My opportunities to say She’hekey’anu have recently grown exponentially. We get to say this special prayer when we do something for the very first time, or something we haven’t done in quite a long time. I am experiencing a lot of firsts this year. This first week of school was filled with first successes. Firsts are great! They are exciting and full of promise and I look forward to the many firsts that will be a significant part of my 2016-2017 school year.
Yet personally, this is also a year of lasts for me. My last child has just entered his last year at HDS. On Monday, when I was experiencing my first day of school as Head of School, he was experiencing his last first day of school at HDS. One or more of my boys has been a student at HDS since 2006, and at the ECC since 2000. Lasts are exciting too. He is excited to finally be a fifth grader and participate in all of the special things our oldest students get to do. He has been waiting; it is finally his turn. For me, it is bittersweet. My baby is growing up. Here, he is now the big kid (a space he NEVER occupies at home). Here in a place I deeply love, and at a time so very meaningful to me. Here and now. This moment.
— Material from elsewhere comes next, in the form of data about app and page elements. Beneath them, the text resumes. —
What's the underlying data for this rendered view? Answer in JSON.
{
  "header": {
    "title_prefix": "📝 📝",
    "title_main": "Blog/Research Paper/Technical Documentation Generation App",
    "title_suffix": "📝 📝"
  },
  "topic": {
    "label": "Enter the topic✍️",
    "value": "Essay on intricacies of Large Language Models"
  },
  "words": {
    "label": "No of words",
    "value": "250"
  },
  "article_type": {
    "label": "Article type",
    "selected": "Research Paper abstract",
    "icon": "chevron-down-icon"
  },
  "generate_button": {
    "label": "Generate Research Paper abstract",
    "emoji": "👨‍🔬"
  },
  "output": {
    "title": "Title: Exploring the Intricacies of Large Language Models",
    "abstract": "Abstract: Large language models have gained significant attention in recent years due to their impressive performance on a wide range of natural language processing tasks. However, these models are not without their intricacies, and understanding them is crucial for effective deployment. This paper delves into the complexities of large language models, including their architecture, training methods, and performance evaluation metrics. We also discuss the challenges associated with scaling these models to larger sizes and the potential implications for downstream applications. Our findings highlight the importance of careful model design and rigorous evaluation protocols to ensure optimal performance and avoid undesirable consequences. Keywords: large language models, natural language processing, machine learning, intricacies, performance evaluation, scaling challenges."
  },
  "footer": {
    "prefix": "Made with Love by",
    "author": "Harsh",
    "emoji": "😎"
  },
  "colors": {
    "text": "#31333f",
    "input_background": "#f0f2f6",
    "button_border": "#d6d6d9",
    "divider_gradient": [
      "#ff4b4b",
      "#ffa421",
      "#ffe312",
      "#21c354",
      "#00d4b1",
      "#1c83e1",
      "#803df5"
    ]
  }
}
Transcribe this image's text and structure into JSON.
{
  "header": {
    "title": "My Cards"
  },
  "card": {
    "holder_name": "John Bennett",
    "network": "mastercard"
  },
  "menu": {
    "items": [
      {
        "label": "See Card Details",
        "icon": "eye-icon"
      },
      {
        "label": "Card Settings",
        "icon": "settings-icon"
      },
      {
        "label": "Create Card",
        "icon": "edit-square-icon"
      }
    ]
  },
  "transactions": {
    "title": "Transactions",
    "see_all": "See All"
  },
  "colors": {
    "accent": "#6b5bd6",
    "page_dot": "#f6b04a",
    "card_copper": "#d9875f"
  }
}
So as I reflect on firsts and lasts, I am struck by the passage of time and my strong need to notice it, to mark it and to appreciate it. In his book The Sabbath, Abraham Joshua Heschel says, “Judaism is a religion of time aiming at the sanctification of time….Every hour is unique and the only one given at the moment, exclusive and endlessly precious. Judaism teaches us to be attached to the holiness in time, to be attached to sacred events, to learn how to consecrate sanctuaries that emerge for the magnificent stream of the year.”
There is something incredibly beautiful, even holy or sacred, about the timing of my firsts and Levi’s lasts. It IS “endlessly precious” and I look forward to what promises to be “the magnificent stream of the year.” Whether this year marks a first or a last, or something in between, I wish you the clarity to appreciate it and to mark it. Make it holy.